Segment Open

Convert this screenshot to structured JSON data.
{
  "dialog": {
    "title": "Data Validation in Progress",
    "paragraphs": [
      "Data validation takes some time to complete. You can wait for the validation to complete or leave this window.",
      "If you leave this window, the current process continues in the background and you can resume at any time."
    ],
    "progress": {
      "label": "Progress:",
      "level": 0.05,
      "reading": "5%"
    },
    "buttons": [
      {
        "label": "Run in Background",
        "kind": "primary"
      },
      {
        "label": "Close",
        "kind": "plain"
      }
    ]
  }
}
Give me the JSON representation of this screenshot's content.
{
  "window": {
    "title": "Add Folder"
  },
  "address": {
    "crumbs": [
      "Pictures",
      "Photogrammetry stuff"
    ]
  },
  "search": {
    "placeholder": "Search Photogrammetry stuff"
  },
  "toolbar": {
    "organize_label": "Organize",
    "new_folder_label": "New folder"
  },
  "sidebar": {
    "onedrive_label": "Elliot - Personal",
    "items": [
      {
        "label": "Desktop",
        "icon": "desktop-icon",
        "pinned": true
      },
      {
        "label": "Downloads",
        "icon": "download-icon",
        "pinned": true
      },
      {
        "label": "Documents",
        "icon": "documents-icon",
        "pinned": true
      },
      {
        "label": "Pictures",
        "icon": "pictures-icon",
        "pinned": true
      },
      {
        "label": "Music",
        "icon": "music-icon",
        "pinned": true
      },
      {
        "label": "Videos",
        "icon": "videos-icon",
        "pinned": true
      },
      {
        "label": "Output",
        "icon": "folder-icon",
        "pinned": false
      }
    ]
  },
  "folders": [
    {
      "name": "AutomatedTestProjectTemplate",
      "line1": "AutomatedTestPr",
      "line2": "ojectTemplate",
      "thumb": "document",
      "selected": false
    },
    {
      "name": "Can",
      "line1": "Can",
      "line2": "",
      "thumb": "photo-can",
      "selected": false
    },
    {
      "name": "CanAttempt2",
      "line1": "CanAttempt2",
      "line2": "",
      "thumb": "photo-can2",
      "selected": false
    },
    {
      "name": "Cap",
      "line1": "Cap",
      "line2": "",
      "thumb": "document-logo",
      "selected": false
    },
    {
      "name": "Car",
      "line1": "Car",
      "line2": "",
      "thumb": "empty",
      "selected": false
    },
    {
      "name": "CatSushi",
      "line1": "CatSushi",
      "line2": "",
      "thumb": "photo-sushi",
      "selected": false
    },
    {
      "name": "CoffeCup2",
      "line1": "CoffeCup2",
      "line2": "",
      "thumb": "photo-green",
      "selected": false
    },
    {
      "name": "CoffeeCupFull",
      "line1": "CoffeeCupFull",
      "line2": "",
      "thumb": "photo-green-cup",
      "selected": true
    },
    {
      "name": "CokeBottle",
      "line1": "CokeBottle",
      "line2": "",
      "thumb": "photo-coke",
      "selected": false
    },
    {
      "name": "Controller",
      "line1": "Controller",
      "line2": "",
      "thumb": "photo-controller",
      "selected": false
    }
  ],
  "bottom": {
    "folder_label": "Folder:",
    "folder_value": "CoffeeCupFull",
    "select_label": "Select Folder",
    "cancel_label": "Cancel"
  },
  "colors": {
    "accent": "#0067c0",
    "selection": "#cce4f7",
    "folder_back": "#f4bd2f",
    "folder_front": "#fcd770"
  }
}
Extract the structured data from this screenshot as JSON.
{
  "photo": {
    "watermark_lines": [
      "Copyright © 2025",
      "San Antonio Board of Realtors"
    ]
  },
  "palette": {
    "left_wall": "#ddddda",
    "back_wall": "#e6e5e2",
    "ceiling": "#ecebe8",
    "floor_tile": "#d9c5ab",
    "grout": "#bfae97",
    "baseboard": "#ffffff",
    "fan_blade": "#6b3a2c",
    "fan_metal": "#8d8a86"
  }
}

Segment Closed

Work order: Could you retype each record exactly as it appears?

Solution for this task:
Convert this screenshot to structured JSON data.
{
  "dialog": {
    "title": "Data Validation in Progress",
    "paragraphs": [
      "Data validation takes some time to complete. You can wait for the validation to complete or leave this window.",
      "If you leave this window, the current process continues in the background and you can resume at any time."
    ],
    "progress": {
      "label": "Progress:",
      "level": 0.05,
      "reading": "5%"
    },
    "buttons": [
      {
        "label": "Run in Background",
        "kind": "primary"
      },
      {
        "label": "Close",
        "kind": "plain"
      }
    ]
  }
}
Give me the JSON representation of this screenshot's content.
{
  "window": {
    "title": "Add Folder"
  },
  "address": {
    "crumbs": [
      "Pictures",
      "Photogrammetry stuff"
    ]
  },
  "search": {
    "placeholder": "Search Photogrammetry stuff"
  },
  "toolbar": {
    "organize_label": "Organize",
    "new_folder_label": "New folder"
  },
  "sidebar": {
    "onedrive_label": "Elliot - Personal",
    "items": [
      {
        "label": "Desktop",
        "icon": "desktop-icon",
        "pinned": true
      },
      {
        "label": "Downloads",
        "icon": "download-icon",
        "pinned": true
      },
      {
        "label": "Documents",
        "icon": "documents-icon",
        "pinned": true
      },
      {
        "label": "Pictures",
        "icon": "pictures-icon",
        "pinned": true
      },
      {
        "label": "Music",
        "icon": "music-icon",
        "pinned": true
      },
      {
        "label": "Videos",
        "icon": "videos-icon",
        "pinned": true
      },
      {
        "label": "Output",
        "icon": "folder-icon",
        "pinned": false
      }
    ]
  },
  "folders": [
    {
      "name": "AutomatedTestProjectTemplate",
      "line1": "AutomatedTestPr",
      "line2": "ojectTemplate",
      "thumb": "document",
      "selected": false
    },
    {
      "name": "Can",
      "line1": "Can",
      "line2": "",
      "thumb": "photo-can",
      "selected": false
    },
    {
      "name": "CanAttempt2",
      "line1": "CanAttempt2",
      "line2": "",
      "thumb": "photo-can2",
      "selected": false
    },
    {
      "name": "Cap",
      "line1": "Cap",
      "line2": "",
      "thumb": "document-logo",
      "selected": false
    },
    {
      "name": "Car",
      "line1": "Car",
      "line2": "",
      "thumb": "empty",
      "selected": false
    },
    {
      "name": "CatSushi",
      "line1": "CatSushi",
      "line2": "",
      "thumb": "photo-sushi",
      "selected": false
    },
    {
      "name": "CoffeCup2",
      "line1": "CoffeCup2",
      "line2": "",
      "thumb": "photo-green",
      "selected": false
    },
    {
      "name": "CoffeeCupFull",
      "line1": "CoffeeCupFull",
      "line2": "",
      "thumb": "photo-green-cup",
      "selected": true
    },
    {
      "name": "CokeBottle",
      "line1": "CokeBottle",
      "line2": "",
      "thumb": "photo-coke",
      "selected": false
    },
    {
      "name": "Controller",
      "line1": "Controller",
      "line2": "",
      "thumb": "photo-controller",
      "selected": false
    }
  ],
  "bottom": {
    "folder_label": "Folder:",
    "folder_value": "CoffeeCupFull",
    "select_label": "Select Folder",
    "cancel_label": "Cancel"
  },
  "colors": {
    "accent": "#0067c0",
    "selection": "#cce4f7",
    "folder_back": "#f4bd2f",
    "folder_front": "#fcd770"
  }
}
Extract the structured data from this screenshot as JSON.
{
  "photo": {
    "watermark_lines": [
      "Copyright © 2025",
      "San Antonio Board of Realtors"
    ]
  },
  "palette": {
    "left_wall": "#ddddda",
    "back_wall": "#e6e5e2",
    "ceiling": "#ecebe8",
    "floor_tile": "#d9c5ab",
    "grout": "#bfae97",
    "baseboard": "#ffffff",
    "fan_blade": "#6b3a2c",
    "fan_metal": "#8d8a86"
  }
}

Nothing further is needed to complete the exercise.